Roesser said some of the new store's activity is likely due to people from outside the neighborhood coming to check it out. A Sunday "sky-high" rush may have been driven, at least in part, by the Chestnut Hill Home & Garden Festival and the Ambler Car Show, which drew curious members out of those neighborhoods and into Germantown.

"Changing existing shopping patterns is always difficult – people are creatures of habit – so a brand-new store needs time to become part of people's routines," he said. "Sales in Mt. Airy declined by about 10%, which is actually a little less than expected," Roesser said. "We knew Germantown would pull regular shoppers away from Mt. Airy, especially those who live in Germantown and East Falls."

He also noted that they're still fine-tuning certain store operations, such as waste management, back-of-store organization, and sandwich ordering protocols. And of course, there are the inevitable kinks that come with opening any new store.

"The parking lot is probably half the size of what it really should be, so at some point, we may apply for an exit onto Morris so we can establish one-way traffic in the lot," Roesser said. "And we have one mobility scooter for shoppers who need it, and turns out that's not enough. We'll need another one."

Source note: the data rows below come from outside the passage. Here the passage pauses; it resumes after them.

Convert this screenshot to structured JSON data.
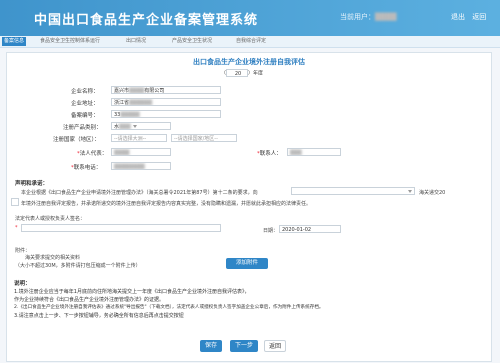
{
  "header": {
    "title": "中国出口食品生产企业备案管理系统",
    "user_label": "当前用户：",
    "links": [
      "退出",
      "返回"
    ]
  },
  "nav": {
    "items": [
      "备案信息",
      "食品安全卫生控制体系运行",
      "出口情况",
      "产品安全卫生状况",
      "自我综合评定"
    ]
  },
  "form": {
    "title": "出口食品生产企业境外注册自我评估",
    "year_open": "（",
    "year_value": "20",
    "year_close": "）年度",
    "fields": {
      "company_name": {
        "label": "企业名称：",
        "value": "嘉兴市",
        "value_tail": "有限公司"
      },
      "company_addr": {
        "label": "企业地址：",
        "value": "浙江省"
      },
      "record_no": {
        "label": "备案编号：",
        "value": "33"
      },
      "product_cat": {
        "label": "注册产品类别：",
        "value": "水"
      },
      "country": {
        "label": "注册国家（地区）：",
        "placeholder1": "--请选择大洲--",
        "placeholder2": "--请选择国家/地区--"
      },
      "legal_rep": {
        "label": "法人代表："
      },
      "contact": {
        "label": "联系人："
      },
      "phone": {
        "label": "联系电话："
      }
    },
    "declaration": {
      "heading": "声明和承诺：",
      "line1": "本企业根据《出口食品生产企业申请境外注册管理办法》（海关总署令2021年第87号）第十二条的要求，向",
      "line1_end": "海关递交20",
      "line2": "年境外注册自我评定报告，并承诺所递交的境外注册自我评定报告内容真实完整，没有隐瞒和遗漏，并愿就此承担相应的法律责任。",
      "sign_label": "法定代表人或授权负责人签名：",
      "date_label": "日期：",
      "date_value": "2020-01-02"
    },
    "attachment": {
      "label": "附件：",
      "placeholder": "海关要求提交的相关资料",
      "hint": "（大小不超过30M，多附件请打包压缩成一个附件上传）",
      "upload_button": "添加附件"
    },
    "notes": {
      "title": "说明：",
      "lines": [
        "1.境外注册企业应当于每年1月底前向住所地海关提交上一年度《出口食品生产企业境外注册自我评估表》，",
        "作为企业持续符合《出口食品生产企业境外注册管理办法》的证据。",
        "2.《出口食品生产企业境外注册自我评估表》通过系统\"导出报告\"（下载文档），法定代表人或授权负责人签字加盖企业公章后，作为附件上传系统存档。",
        "3.请注意点击上一步、下一步按钮辅导，务必确全所有信息后再点击提交按钮"
      ]
    },
    "buttons": {
      "save": "保存",
      "next": "下一步",
      "back": "返回"
    }
  }
}
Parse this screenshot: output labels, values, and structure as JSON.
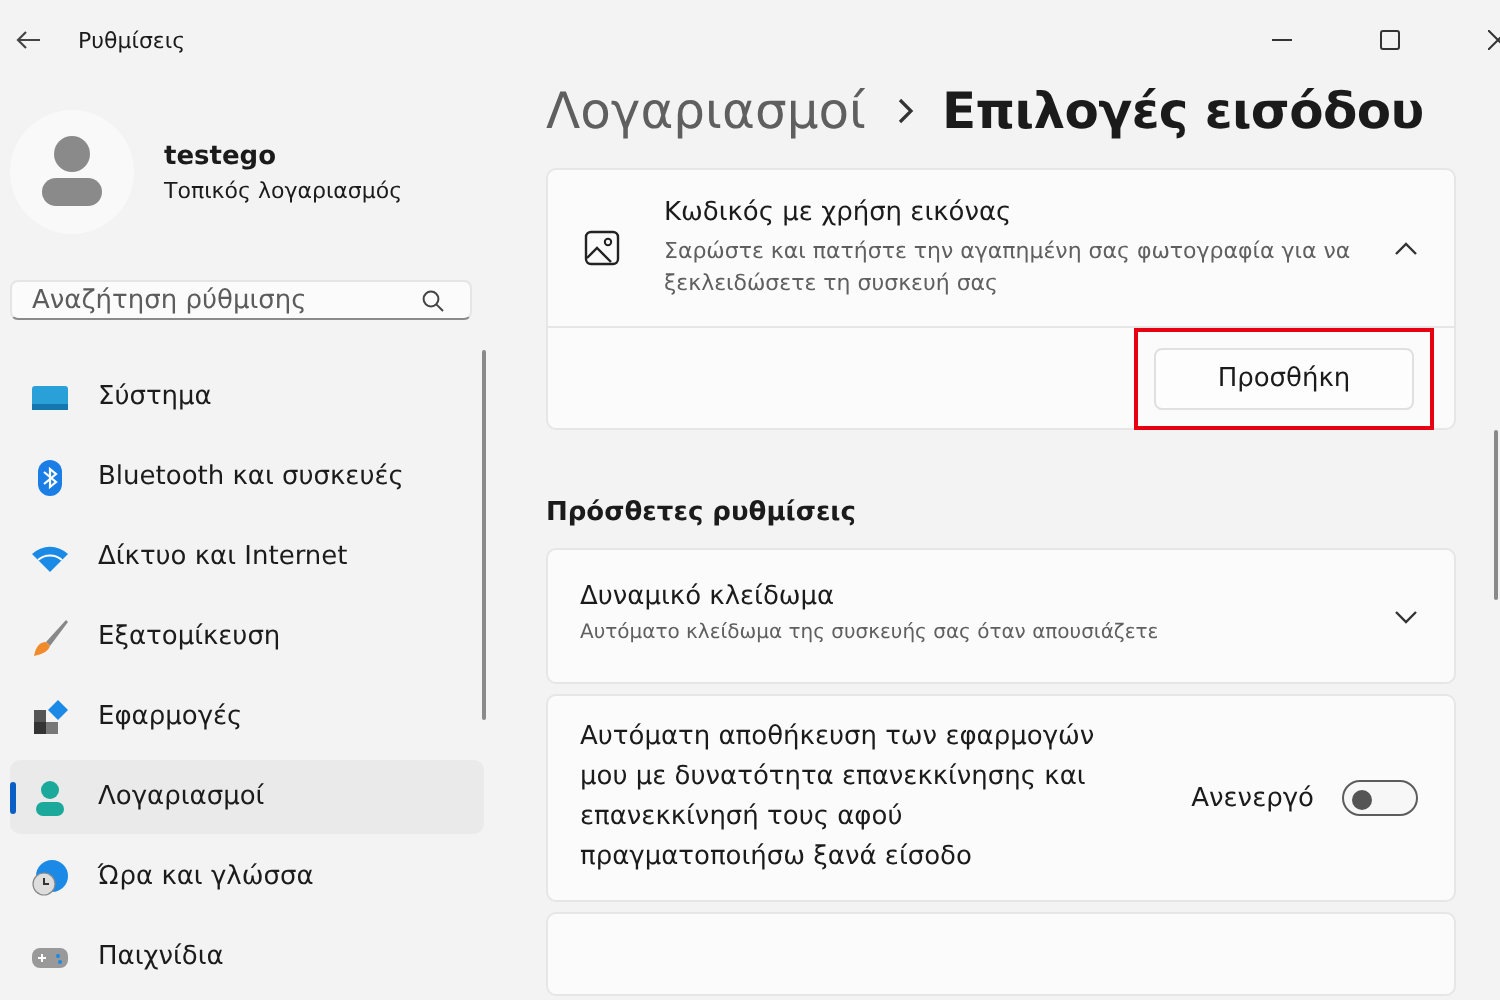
{
  "window": {
    "title": "Ρυθμίσεις"
  },
  "profile": {
    "name": "testego",
    "account_type": "Τοπικός λογαριασμός"
  },
  "search": {
    "placeholder": "Αναζήτηση ρύθμισης"
  },
  "sidebar": {
    "items": [
      {
        "label": "Σύστημα",
        "kind": "system",
        "selected": false
      },
      {
        "label": "Bluetooth και συσκευές",
        "kind": "bluetooth",
        "selected": false
      },
      {
        "label": "Δίκτυο και Internet",
        "kind": "network",
        "selected": false
      },
      {
        "label": "Εξατομίκευση",
        "kind": "brush",
        "selected": false
      },
      {
        "label": "Εφαρμογές",
        "kind": "apps",
        "selected": false
      },
      {
        "label": "Λογαριασμοί",
        "kind": "accounts",
        "selected": true
      },
      {
        "label": "Ώρα και γλώσσα",
        "kind": "time",
        "selected": false
      },
      {
        "label": "Παιχνίδια",
        "kind": "gaming",
        "selected": false
      }
    ]
  },
  "breadcrumb": {
    "parent": "Λογαριασμοί",
    "current": "Επιλογές εισόδου"
  },
  "picture_password": {
    "title": "Κωδικός με χρήση εικόνας",
    "description": "Σαρώστε και πατήστε την αγαπημένη σας φωτογραφία για να ξεκλειδώσετε τη συσκευή σας",
    "expanded": true,
    "button": {
      "label": "Προσθήκη",
      "highlighted": true
    }
  },
  "additional": {
    "heading": "Πρόσθετες ρυθμίσεις",
    "items": [
      {
        "kind": "expander",
        "title": "Δυναμικό κλείδωμα",
        "description": "Αυτόματο κλείδωμα της συσκευής σας όταν απουσιάζετε",
        "expanded": false
      },
      {
        "kind": "toggle",
        "title": "Αυτόματη αποθήκευση των εφαρμογών μου με δυνατότητα επανεκκίνησης και επανεκκίνησή τους αφού πραγματοποιήσω ξανά είσοδο",
        "state_label": "Ανενεργό",
        "on": false
      },
      {
        "kind": "blank"
      }
    ]
  }
}
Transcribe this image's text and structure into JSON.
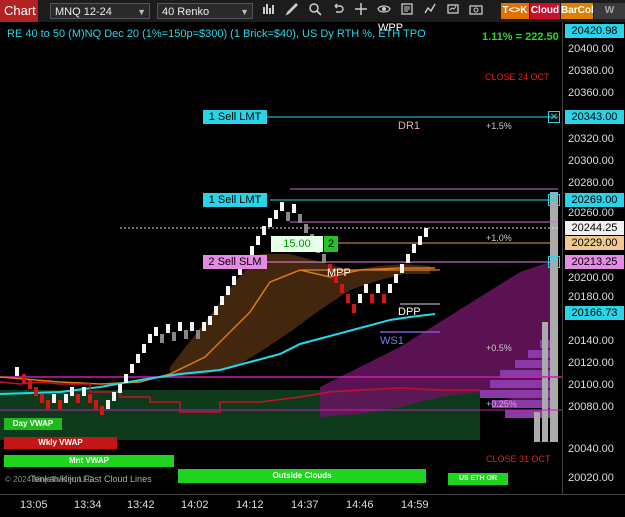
{
  "toolbar": {
    "chart_tab": "Chart",
    "instrument": "MNQ 12-24",
    "bar_type": "40 Renko",
    "buttons": [
      "T<>K",
      "Cloud",
      "BarCol",
      "W VWA"
    ],
    "colors": {
      "tk": "#e07000",
      "cloud": "#c8102e",
      "barcol": "#e08000",
      "vwa": "#3a3a3a"
    }
  },
  "header": {
    "description": "RE 40 to 50 (M)NQ Dec 20 (1%=150p=$300) (1 Brick=$40), US Dy RTH %, ETH TPO",
    "change": "1.11% = 222.50",
    "wpp": "WPP"
  },
  "annotations": {
    "close_24": "CLOSE 24 OCT",
    "close_31": "CLOSE 31 OCT",
    "dr1": "DR1",
    "mpp": "MPP",
    "dpp": "DPP",
    "ws1": "WS1",
    "pct_15": "+1.5%",
    "pct_10": "+1.0%",
    "pct_05": "+0.5%",
    "pct_025": "+0.25%",
    "cloud_label": "Tenkan/Kijun Fast Cloud Lines",
    "copyright": "© 2024 NinjaTrader, LLC"
  },
  "orders": [
    {
      "label": "1 Sell LMT",
      "price": "20343.00",
      "color": "#2ad4e8"
    },
    {
      "label": "1 Sell LMT",
      "price": "20269.00",
      "color": "#2ad4e8"
    },
    {
      "label": "2 Sell SLM",
      "price": "20213.25",
      "color": "#e58be6"
    }
  ],
  "position": {
    "qty_text": "15.00",
    "qty": "2"
  },
  "price_labels": {
    "last": "20244.25",
    "stop": "20229.00",
    "vwap": "20166.73",
    "top": "20420.98"
  },
  "price_axis": [
    "20400.00",
    "20380.00",
    "20360.00",
    "20320.00",
    "20300.00",
    "20280.00",
    "20260.00",
    "20200.00",
    "20180.00",
    "20140.00",
    "20120.00",
    "20100.00",
    "20080.00",
    "20040.00",
    "20020.00"
  ],
  "time_axis": [
    "13:05",
    "13:34",
    "13:42",
    "14:02",
    "14:12",
    "14:37",
    "14:46",
    "14:59"
  ],
  "status_bars": [
    {
      "label": "Day VWAP",
      "color": "#1fb81f"
    },
    {
      "label": "Wkly VWAP",
      "color": "#c41616"
    },
    {
      "label": "Mnt VWAP",
      "color": "#1fd41f"
    },
    {
      "label": "Outside Clouds",
      "color": "#1fd41f"
    },
    {
      "label": "US ETH OR",
      "color": "#1fd41f"
    }
  ]
}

The Germantown residents who have been members of Weavers Way since before the new store opened have long worked for the organization to open a store in their neighborhood. Now that it has, they're off to a strong start in honoring their pledge to support it – and get their neighbors to do the same. The new store has been the number one topic on Germantown social media all week, with people raving about its quality and charm, sharing their shopping experiences, and urging others to become members.

The Weavers Way Co-op is the third grocery store in the immediate neighborhood, joining a Save-A-Lot and IGA market. But it is the only one of the three that offers the kind of fresh and natural food offerings that the Co-op is known for.

The store is open daily from 8 a.m. to 8 p.m. For more information, or to learn how a Co-op works, go to